So what does this mean for the younger managers? Does it mean they're on the outside looking in? Not by a long shot. For one thing, Hayden made a point of meeting with each of them privately before he introduced the changes. "It was really a series of conversations," he says. He reassured them of their value to the company. He's put them on a career track and told them that the chief difference between them and the directors who supervise them is experience. And it's not just talk. He's making sure they get challenging assignments -- Irby, for example, has just been put in charge of a new product-marketing division. Hayden's also asked their supervisors to make it a priority to help them develop their management skills. He doesn't have a lot of time to spend with them, but he does try to stay in touch.
There's no telling where all this will end up. Short of assuring his original managers they will not be forgotten, Hayden, who owns 100% of the stock, isn't making promises to anyone. "If the company continues to grow," he says, "we'll still have to fill some of our management positions with outsiders." But Irby and his contemporaries are feeling optimistic about where things are heading. "I was a vice-president at 24," says Irby, now 30, "and someday I'd like to be in the top level of management again. But in terms of my career, I'm learning how to sink my teeth into something. And this may be the best thing that could have happened to me."
How to motivate managers who have lost their titles to more experienced new hires
Most chief executives of growing companies accept as fait accompli that many of their early employees move on. At some point, they'll see greener grass elsewhere. There's no way to guarantee that you'll keep the people you want, especially as you bring in other managers over them. But Bill Hayden's experience at CompuAdd Corp. illustrates that you can improve your odds by:

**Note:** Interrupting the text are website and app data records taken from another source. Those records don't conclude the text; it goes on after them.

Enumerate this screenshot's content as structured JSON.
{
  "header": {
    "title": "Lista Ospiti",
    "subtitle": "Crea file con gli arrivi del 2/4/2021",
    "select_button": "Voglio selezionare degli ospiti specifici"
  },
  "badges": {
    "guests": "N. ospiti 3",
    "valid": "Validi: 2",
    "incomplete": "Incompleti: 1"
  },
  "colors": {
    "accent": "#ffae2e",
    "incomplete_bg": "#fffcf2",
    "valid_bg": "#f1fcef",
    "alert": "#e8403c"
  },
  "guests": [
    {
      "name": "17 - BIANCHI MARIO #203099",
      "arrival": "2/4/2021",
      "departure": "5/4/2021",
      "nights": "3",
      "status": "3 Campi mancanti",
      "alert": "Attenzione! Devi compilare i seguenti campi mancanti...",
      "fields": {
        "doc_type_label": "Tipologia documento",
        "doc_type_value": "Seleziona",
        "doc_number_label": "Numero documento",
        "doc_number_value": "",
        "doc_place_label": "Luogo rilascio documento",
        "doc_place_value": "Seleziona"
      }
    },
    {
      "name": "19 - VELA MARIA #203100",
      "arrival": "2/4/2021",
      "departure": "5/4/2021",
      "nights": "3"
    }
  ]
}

Being candid. Whenever the positions or duties of his original managers were going to be reshaped, Hayden made a point of discussing his intentions with the individuals in private, at least a week before announcing the changes. "In periods of change, people are vulnerable," he says. "You can't avoid hurting people, but the last thing you want to do is surprise them."
Showing them a career path. Rather than dwelling on the responsibilities his young managers gave up, Hayden emphasizes the value of what they're doing and how they'll be able to grow. Once they acquire skills and prove their ability to manage pieces of the business, they can -- and do -- move on to new assignments. "If you're serious about keeping them, and we are, you really need to make a commitment," he says.
Providing support. One way that Hayden communicates this commitment is by having the younger managers work closely with CompuAdd's most experienced managers. A key responsibility of these supervisors is to help young managers learn new skills.
Staying in touch. While Hayden is no longer the direct supervisor of any of his original managers, he remains interested in their development. "I still go and check in with these guys every coupleof months or so," he says. "I have a great deal of faith in them, and I seek out their ideas."